During a large disaster, like Hurricane Katrina, warnings get hopelessly jumbled. The truth is that, for warnings to work, it's not enough for them to be delivered. They must also overcome that human tendency to pause; they must trigger a series of effective actions, mobilizing the informal networks that we depend on in a crisis.
Even as the Internet has revived hope of a universal library and Google seems to promise an answer to every query, books have remained a dark region in the universe of information. We want books to be as accessible and searchable as the Web. On the other hand, we still want them to be books.
The problem of forgetting might not torment us so much if we could only convince ourselves that remembering isn't important. Perhaps the things we learn - words, dates, formulas, historical and biographical details - don't really matter. Facts can be looked up. That's what the Internet is for.
Millions of us track ourselves all the time.

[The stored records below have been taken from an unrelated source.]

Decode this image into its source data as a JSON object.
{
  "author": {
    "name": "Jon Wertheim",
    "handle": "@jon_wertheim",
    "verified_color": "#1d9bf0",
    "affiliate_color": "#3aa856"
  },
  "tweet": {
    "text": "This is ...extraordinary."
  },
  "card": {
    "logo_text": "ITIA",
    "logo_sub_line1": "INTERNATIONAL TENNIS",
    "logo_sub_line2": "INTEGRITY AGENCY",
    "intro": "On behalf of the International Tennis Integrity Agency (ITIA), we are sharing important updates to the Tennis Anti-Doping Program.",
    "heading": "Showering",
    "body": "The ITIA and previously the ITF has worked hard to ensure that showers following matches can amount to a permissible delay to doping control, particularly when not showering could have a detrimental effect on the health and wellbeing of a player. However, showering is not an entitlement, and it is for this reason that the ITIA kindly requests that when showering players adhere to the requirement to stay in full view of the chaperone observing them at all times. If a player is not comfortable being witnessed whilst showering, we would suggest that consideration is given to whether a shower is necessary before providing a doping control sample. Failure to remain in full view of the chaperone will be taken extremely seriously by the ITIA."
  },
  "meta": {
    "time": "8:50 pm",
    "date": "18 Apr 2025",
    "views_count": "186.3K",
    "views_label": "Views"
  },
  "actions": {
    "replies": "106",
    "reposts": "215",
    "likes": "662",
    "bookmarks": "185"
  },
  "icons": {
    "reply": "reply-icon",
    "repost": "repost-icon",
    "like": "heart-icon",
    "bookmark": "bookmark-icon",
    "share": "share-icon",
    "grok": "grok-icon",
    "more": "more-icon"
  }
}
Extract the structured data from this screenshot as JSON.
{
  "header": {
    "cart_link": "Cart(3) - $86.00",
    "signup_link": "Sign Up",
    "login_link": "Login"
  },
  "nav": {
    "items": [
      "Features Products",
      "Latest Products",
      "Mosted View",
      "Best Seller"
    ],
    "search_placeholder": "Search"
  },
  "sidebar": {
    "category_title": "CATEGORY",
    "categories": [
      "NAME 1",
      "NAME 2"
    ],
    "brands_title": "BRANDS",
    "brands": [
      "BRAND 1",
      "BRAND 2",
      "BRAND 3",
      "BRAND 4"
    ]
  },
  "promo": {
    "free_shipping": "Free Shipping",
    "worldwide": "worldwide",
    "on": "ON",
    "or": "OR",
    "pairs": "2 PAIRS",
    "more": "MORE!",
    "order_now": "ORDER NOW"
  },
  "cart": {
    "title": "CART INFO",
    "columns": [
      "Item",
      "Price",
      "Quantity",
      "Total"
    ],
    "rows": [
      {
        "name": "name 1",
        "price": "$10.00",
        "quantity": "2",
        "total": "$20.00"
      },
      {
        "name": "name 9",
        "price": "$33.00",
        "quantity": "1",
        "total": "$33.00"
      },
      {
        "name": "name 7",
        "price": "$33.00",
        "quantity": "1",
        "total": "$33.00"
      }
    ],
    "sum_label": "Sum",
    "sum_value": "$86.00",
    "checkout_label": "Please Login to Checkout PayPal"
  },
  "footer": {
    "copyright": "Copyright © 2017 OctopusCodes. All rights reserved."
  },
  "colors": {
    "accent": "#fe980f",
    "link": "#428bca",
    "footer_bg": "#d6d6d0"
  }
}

We step on a scale and record our weight. We balance a checkbook. We count calories. But when the familiar pen-and-paper methods of self-analysis are enhanced by sensors that monitor our behavior automatically, the process of self-tracking becomes both more alluring and more meaningful.
Though social eugenics was discredited long ago, we still often think of the genome in quasi-eugenic terms. When we read about the latest discovery of a link between a gene and a disease, we imagine that we've learned the cause of the disease, and we may even think we'll get a cure by fixing the gene.